§ Work instruction
Would you output the whole listing below, exactly as it reads?

====== Task material ======

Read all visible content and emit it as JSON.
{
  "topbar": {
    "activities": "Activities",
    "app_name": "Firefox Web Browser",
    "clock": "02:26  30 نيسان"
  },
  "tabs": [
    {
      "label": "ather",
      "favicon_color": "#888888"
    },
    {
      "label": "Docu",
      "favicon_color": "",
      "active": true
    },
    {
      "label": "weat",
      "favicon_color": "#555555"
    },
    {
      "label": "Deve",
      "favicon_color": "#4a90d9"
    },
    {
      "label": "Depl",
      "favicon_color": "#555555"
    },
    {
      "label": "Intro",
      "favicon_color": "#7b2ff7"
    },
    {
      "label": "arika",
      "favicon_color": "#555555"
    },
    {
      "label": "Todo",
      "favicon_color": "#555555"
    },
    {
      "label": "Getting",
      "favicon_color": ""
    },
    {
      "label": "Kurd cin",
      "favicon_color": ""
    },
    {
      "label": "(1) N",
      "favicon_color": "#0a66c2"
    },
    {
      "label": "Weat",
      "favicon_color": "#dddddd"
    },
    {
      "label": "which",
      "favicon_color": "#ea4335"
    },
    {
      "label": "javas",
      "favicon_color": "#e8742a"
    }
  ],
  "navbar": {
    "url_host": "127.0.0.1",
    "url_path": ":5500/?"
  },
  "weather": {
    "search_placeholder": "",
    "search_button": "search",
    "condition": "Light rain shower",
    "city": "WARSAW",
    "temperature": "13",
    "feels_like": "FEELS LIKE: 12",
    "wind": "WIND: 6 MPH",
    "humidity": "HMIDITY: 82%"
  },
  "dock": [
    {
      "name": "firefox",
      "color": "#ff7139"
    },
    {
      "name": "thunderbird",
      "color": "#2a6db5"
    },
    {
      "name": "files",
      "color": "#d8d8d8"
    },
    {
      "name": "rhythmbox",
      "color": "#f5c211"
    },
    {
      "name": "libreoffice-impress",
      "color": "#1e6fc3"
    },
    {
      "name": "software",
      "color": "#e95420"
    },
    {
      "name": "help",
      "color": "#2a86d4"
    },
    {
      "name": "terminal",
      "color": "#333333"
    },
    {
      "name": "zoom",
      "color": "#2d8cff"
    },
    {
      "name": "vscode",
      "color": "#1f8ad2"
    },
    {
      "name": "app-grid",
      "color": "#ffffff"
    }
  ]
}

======

§ Written solution
Read all visible content and emit it as JSON.
{
  "topbar": {
    "activities": "Activities",
    "app_name": "Firefox Web Browser",
    "clock": "02:26  30 نيسان"
  },
  "tabs": [
    {
      "label": "ather",
      "favicon_color": "#888888"
    },
    {
      "label": "Docu",
      "favicon_color": "",
      "active": true
    },
    {
      "label": "weat",
      "favicon_color": "#555555"
    },
    {
      "label": "Deve",
      "favicon_color": "#4a90d9"
    },
    {
      "label": "Depl",
      "favicon_color": "#555555"
    },
    {
      "label": "Intro",
      "favicon_color": "#7b2ff7"
    },
    {
      "label": "arika",
      "favicon_color": "#555555"
    },
    {
      "label": "Todo",
      "favicon_color": "#555555"
    },
    {
      "label": "Getting",
      "favicon_color": ""
    },
    {
      "label": "Kurd cin",
      "favicon_color": ""
    },
    {
      "label": "(1) N",
      "favicon_color": "#0a66c2"
    },
    {
      "label": "Weat",
      "favicon_color": "#dddddd"
    },
    {
      "label": "which",
      "favicon_color": "#ea4335"
    },
    {
      "label": "javas",
      "favicon_color": "#e8742a"
    }
  ],
  "navbar": {
    "url_host": "127.0.0.1",
    "url_path": ":5500/?"
  },
  "weather": {
    "search_placeholder": "",
    "search_button": "search",
    "condition": "Light rain shower",
    "city": "WARSAW",
    "temperature": "13",
    "feels_like": "FEELS LIKE: 12",
    "wind": "WIND: 6 MPH",
    "humidity": "HMIDITY: 82%"
  },
  "dock": [
    {
      "name": "firefox",
      "color": "#ff7139"
    },
    {
      "name": "thunderbird",
      "color": "#2a6db5"
    },
    {
      "name": "files",
      "color": "#d8d8d8"
    },
    {
      "name": "rhythmbox",
      "color": "#f5c211"
    },
    {
      "name": "libreoffice-impress",
      "color": "#1e6fc3"
    },
    {
      "name": "software",
      "color": "#e95420"
    },
    {
      "name": "help",
      "color": "#2a86d4"
    },
    {
      "name": "terminal",
      "color": "#333333"
    },
    {
      "name": "zoom",
      "color": "#2d8cff"
    },
    {
      "name": "vscode",
      "color": "#1f8ad2"
    },
    {
      "name": "app-grid",
      "color": "#ffffff"
    }
  ]
}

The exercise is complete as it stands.